This is the second in a series of blogs inspired by book clubs’ asking me questions about my writing process. Last week I wrote about the thinking process that goes on before I actually sit down to write—a process that can take several months or longer. Today, I’d like to address a particular part of that process—research. Many of my books have a historical element and some characters based on real people (William Shakespeare in The Bookman’s Tale or Jane Austen in First Impressions, for example). Before I write these people and the places they are associated with, I want to find out a little (but not too much) about them.
I was standing in the office of my wonderful editor Kathryn Court at Penguin books when I first saw the mock-up for the cover of First Impressions. Apparently several previous designs had been rejected before my arrival and this one had just arrived a few minutes earlier. Everyone in the room immediately sensed that it was right. There are wonderful details in the design that one might not fully appreciate until reading the book—but I’ll let you find those for yourself. I did not ask where the painting of the English country home at the bottom of the dust jacket had come from. I assumed it was just a stock item from an image bank. It worked well in the design and that was all that mattered . . . or so I thought.

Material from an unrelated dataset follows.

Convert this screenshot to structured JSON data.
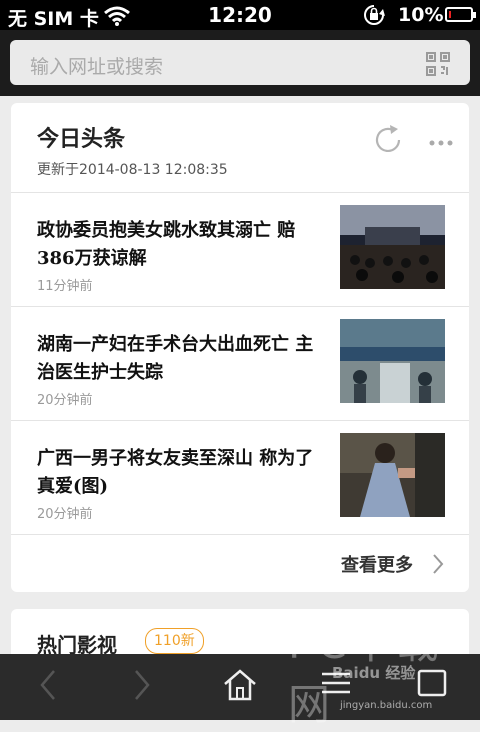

It’s publication day for my second novel with Viking Press, First Impressions; A Novel of Old Books, Unexpected Love, and Jane Austen. Before you read this blog, run out and buy a copy! Have you bought it? Good. Now, I’ve said it before and I’ll say it again—please read the acknowledgements. Writing a manuscript might be a lonely solo endeavor, but creating a book is a team effort and the acknowledgements are where the author gets to thank some of the members of the team. Of course, lead time being what it is, there are names that I do not learn until after it is too late to include them, so to the list below I would add Kristen Haff who designed the beautiful dust jacket as well as book designer Sabrina Bowers. To thank the rest of the team, here are my acknowledgements as they appear in the book you just bought (no spoilers, I promise).
Last week I wrote a little about my inspiration for my upcoming novel about books, love, and Jane Austen, First Impressions. Now I’d like to point out that, just because you see and event or a house in the text that reminds you of something from my life, it doesn’t mean I am writing about you in the book. Case in point. In the early pages of First Impressions, Sophie’s mother hosts a sculpture show in her garden. The show is described like this:
It’s one of the questions I hear most often when I speak at bookstores, schools, and festivals: Where did you get the idea for your novel. It’s complicated, because there is no one idea that makes a novel. A novel is built from hundreds or even thousands of ideas, and they don’t all come from the same place. But let me try to field that question as it pertains to my upcoming novel, First Impressions. I can at least tell you about the genesis and some of my process.
It seems that Jane Austen was always in my house. My father, now retired, was an English Professor at Wake Forest University for the first forty years of my life, and his specialty was the eighteenth century. True, Jane Austen’s novels were not published until the early nineteenth century, but her work was very much a part of his syllabus and he often talked about her.